Born in Uzbekistan and now based in Moscow, Neskhodimov’s series uses photography to document his depression, which he has experienced since he was 20 years old. After finding antidepressants unhelpful, he went in search of an environment that would make him happier. The quest took him to his parents’ house in Moscow and Sharm El Sheik in Egypt where he photographed the winning series, which includes an image of Neskhodimov submerged in dark waters and quiet, solitary moments in resort hotels.
“My self-portrait stories are a kind of therapy that help me fight off the attacks of despair and loss of meaning, especially in this difficult pandemic time,” Neskhodimov explains. “I’ve been trapped at home out of a job for three months and the only thing that brings some sense into my life is to keep taking pictures.”
The series was praised by Wellcome’s Miranda Wolpert for highlighting “the complexity of both emotions and coping mechanisms underpinning each person’s journey with their mental health. Neskhodimov’s visually arresting series manages to convey both the ongoing pain he experiences and the strategies to cope – including humour and creativity.”
Alongside Neskhodimov, the winners of the four remaining categories include Dutch photographer Marijn Fidder, whose picture of an 11-year-old with a brain tumour won the Social Perspectives category. Nigerian documentary photographer Jenevieve Aken won the Hidden Worlds category with Monankim, a gripping image of a teenage girl from the Bakor community – which the photographer also comes from – sitting in a healing room following her circumcision, a controversial practice that makes her a Monankim.
The Medicine in Focus category was won by Julia Gunther’s image of Sophia Mohammed – a community rehabilitation expert in South Sudan – providing treatment for birth defects on four-month-old Hadia, who was born with spina bifida, club foot and fluid in the brain. The final category winner is British photographer Benji Reid, who experiences long bouts of depression.

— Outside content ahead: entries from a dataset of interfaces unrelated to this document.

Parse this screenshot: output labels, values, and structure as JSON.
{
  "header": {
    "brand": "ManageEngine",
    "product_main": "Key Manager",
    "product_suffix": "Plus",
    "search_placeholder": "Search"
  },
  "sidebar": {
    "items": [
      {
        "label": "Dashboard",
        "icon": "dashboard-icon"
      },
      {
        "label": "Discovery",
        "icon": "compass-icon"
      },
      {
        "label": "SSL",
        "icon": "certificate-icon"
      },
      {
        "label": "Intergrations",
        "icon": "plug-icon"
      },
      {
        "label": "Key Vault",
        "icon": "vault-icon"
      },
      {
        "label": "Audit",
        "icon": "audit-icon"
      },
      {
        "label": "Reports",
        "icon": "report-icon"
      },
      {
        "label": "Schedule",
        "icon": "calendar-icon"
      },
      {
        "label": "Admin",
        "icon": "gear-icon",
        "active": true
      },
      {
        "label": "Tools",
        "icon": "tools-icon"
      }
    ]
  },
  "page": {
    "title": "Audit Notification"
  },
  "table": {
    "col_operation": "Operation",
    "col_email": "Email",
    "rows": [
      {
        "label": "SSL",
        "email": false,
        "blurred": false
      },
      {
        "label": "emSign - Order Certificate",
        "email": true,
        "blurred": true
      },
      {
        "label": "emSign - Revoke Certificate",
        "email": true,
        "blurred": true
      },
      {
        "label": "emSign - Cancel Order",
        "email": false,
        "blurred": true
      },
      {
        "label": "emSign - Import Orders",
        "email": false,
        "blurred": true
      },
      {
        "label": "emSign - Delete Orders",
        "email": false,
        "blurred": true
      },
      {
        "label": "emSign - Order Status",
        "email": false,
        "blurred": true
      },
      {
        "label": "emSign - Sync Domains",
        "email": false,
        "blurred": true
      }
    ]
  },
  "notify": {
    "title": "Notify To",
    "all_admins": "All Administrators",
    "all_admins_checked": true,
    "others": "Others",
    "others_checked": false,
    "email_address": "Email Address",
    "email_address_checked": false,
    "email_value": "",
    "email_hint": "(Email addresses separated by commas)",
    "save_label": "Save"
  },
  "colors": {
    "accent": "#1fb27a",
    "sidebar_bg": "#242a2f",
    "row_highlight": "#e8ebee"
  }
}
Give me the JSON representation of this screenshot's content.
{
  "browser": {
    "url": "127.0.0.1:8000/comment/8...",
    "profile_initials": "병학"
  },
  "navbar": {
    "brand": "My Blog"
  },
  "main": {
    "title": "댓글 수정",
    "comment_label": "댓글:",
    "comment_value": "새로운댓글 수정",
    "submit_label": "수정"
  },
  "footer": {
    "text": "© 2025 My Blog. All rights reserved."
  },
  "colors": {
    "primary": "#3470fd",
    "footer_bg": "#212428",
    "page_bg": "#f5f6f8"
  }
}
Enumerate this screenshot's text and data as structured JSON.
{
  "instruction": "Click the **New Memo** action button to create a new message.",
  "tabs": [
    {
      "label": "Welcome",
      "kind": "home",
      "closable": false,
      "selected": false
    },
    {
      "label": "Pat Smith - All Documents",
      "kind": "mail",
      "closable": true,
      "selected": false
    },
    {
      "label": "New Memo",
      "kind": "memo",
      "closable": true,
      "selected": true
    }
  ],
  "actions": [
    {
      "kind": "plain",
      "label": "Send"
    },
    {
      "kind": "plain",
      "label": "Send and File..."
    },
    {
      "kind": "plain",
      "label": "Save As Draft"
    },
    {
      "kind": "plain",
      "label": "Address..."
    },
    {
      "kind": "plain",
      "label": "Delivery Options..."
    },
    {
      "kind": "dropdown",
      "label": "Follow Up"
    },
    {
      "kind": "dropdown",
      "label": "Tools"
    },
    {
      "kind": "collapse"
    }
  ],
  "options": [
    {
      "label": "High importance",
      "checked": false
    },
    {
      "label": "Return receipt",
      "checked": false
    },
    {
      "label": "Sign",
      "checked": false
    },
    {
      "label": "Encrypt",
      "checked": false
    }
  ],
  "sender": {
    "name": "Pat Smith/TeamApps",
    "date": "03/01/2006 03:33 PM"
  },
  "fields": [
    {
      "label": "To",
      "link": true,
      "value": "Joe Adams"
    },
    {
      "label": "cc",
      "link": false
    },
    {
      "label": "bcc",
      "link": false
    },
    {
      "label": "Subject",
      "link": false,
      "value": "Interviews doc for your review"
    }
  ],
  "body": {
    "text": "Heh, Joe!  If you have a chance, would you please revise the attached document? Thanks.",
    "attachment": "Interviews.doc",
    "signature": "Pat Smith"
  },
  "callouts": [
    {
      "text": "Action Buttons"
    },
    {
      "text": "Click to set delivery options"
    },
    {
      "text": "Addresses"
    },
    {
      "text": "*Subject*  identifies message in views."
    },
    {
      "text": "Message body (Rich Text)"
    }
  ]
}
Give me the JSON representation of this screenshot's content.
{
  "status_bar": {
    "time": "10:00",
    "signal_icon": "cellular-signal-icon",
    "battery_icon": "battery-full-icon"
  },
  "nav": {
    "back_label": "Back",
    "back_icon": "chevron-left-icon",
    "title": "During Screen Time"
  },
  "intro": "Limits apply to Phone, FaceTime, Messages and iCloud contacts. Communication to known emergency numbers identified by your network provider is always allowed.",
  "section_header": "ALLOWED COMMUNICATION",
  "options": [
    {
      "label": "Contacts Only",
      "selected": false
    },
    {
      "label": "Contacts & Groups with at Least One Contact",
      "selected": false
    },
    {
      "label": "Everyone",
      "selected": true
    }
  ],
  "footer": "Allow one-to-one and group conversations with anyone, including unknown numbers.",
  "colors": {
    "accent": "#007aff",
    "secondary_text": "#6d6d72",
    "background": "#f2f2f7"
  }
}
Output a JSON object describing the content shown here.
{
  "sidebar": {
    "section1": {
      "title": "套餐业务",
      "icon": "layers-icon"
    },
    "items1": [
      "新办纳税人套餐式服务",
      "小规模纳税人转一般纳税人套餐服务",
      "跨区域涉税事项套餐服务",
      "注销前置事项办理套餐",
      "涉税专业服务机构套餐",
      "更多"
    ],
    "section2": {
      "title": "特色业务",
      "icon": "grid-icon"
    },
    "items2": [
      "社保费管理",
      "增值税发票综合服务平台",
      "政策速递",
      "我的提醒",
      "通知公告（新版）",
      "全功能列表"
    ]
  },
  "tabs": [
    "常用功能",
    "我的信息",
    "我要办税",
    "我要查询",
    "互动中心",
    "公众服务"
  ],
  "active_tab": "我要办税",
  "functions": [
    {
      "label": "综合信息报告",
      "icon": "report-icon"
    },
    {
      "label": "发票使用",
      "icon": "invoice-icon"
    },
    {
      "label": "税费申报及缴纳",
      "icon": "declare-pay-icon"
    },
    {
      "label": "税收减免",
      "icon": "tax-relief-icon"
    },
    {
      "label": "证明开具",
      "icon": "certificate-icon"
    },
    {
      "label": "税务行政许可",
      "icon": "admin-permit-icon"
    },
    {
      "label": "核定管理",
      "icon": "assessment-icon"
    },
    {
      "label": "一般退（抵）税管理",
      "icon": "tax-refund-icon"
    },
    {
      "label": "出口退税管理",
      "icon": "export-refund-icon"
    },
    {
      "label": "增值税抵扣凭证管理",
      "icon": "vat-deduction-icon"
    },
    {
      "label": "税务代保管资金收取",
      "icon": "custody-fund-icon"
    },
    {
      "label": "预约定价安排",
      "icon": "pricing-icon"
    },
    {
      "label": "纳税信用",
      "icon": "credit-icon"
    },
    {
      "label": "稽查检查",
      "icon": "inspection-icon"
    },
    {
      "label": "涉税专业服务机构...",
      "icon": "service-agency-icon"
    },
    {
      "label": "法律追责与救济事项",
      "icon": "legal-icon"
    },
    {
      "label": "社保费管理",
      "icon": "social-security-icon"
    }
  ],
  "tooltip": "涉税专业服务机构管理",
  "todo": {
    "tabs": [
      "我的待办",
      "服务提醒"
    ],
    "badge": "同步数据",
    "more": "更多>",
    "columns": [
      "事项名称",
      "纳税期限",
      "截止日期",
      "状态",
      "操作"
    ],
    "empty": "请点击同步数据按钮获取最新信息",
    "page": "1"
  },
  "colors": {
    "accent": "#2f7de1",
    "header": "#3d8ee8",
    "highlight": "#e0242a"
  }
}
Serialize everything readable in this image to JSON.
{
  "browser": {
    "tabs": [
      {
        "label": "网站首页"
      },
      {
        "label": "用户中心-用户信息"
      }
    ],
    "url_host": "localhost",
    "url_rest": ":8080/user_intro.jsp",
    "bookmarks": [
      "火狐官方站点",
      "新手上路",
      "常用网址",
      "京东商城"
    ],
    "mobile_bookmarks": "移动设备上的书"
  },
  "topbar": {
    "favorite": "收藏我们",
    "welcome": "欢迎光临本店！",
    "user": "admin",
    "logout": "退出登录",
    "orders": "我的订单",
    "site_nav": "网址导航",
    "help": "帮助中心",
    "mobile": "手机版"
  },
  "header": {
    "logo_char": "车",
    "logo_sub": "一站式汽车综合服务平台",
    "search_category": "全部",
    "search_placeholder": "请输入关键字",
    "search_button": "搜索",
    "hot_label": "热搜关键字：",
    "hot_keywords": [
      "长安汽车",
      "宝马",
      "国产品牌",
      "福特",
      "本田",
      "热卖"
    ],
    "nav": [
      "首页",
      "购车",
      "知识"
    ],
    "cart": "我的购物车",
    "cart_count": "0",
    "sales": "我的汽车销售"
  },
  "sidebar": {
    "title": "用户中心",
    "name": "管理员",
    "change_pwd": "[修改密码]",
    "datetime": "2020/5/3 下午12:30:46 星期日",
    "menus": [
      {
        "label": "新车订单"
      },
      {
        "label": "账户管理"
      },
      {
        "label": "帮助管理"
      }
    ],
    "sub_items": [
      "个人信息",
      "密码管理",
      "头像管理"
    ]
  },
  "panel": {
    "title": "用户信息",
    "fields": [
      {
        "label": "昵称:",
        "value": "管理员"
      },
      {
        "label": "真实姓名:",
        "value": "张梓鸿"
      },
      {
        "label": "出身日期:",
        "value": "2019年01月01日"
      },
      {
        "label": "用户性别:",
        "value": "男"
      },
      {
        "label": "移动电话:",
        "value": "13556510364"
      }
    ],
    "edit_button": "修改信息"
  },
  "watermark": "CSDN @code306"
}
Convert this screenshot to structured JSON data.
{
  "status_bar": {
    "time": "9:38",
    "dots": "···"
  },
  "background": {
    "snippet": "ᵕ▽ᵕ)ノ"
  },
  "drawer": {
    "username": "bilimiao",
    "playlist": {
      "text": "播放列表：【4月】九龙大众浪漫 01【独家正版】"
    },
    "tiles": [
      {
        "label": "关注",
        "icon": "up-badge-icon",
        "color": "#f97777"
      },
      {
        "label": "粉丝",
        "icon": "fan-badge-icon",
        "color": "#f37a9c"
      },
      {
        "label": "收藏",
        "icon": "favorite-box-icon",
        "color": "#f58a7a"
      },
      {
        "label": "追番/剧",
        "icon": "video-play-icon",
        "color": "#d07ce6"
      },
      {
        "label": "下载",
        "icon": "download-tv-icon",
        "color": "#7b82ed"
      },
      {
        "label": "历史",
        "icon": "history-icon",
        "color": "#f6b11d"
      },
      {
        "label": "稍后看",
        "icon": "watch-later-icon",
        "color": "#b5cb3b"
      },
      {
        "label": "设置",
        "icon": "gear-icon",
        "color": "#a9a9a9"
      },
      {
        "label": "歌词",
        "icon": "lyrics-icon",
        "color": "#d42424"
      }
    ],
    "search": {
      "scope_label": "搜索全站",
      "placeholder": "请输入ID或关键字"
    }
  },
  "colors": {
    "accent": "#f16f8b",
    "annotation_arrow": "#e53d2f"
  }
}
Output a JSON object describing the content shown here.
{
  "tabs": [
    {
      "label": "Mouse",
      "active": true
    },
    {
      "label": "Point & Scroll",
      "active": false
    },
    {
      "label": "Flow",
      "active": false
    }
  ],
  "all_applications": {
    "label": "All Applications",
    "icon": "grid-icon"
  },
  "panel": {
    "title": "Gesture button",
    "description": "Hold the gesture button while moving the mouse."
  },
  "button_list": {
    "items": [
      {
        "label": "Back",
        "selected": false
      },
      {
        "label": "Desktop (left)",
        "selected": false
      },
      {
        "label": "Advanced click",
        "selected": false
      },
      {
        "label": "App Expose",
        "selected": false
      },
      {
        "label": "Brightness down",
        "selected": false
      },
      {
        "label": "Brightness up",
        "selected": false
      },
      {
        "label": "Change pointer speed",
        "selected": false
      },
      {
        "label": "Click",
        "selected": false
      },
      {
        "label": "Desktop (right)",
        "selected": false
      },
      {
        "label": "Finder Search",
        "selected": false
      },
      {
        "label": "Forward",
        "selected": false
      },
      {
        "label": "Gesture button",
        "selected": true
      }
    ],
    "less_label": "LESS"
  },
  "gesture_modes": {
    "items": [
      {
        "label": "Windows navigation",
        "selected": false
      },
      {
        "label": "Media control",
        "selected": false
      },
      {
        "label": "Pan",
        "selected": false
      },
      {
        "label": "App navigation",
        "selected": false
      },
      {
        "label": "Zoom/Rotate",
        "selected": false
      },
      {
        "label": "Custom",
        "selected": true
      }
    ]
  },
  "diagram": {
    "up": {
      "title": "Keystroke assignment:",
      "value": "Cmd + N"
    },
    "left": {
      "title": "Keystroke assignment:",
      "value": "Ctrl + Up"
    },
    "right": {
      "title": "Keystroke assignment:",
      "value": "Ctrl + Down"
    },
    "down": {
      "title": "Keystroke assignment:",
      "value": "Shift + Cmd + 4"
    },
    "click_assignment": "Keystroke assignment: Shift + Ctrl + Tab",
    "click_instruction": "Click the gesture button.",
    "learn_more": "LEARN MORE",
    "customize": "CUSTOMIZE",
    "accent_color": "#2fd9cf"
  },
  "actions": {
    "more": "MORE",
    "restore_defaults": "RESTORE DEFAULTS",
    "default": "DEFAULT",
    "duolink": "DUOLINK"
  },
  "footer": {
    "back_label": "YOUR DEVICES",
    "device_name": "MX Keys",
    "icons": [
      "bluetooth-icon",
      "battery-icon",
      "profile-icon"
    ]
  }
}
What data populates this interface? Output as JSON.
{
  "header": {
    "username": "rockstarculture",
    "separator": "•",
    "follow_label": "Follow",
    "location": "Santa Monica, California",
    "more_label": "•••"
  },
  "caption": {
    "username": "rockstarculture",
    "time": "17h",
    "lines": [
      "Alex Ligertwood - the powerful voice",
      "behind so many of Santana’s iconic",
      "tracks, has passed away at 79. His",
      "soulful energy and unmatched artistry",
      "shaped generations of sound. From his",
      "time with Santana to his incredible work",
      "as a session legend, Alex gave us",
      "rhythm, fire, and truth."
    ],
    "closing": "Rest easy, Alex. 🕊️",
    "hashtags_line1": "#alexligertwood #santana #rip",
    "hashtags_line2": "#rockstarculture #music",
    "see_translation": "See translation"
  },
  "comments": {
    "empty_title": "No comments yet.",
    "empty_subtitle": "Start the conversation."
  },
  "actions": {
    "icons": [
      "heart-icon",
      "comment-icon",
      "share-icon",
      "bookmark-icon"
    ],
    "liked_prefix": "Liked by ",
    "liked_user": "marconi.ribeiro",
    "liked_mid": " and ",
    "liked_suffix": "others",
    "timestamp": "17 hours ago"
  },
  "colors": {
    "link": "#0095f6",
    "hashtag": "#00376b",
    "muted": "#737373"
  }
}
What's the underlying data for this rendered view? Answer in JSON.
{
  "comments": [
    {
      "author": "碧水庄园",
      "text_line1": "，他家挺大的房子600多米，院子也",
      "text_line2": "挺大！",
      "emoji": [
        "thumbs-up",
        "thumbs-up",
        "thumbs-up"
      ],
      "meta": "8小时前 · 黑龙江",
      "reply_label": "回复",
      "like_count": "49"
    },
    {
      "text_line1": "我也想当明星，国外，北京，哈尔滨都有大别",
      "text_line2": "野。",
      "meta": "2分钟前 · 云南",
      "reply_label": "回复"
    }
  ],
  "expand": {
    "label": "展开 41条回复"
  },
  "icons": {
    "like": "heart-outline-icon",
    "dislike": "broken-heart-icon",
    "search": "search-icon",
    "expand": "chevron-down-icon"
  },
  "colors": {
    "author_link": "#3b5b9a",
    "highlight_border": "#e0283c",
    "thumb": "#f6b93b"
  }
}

His inspired photograph portrays him as a ‘broken astronaut’ “tethered” to his daughter and consequently to the real world.
The overarching theme of this year’s award is being explored further in specially commissioned works by photographer Siân Davey, who was also a judge this year, and the Covid-19 Anxiety Project, which involves five photographers exploring how the pandemic has impacted the public’s mental health.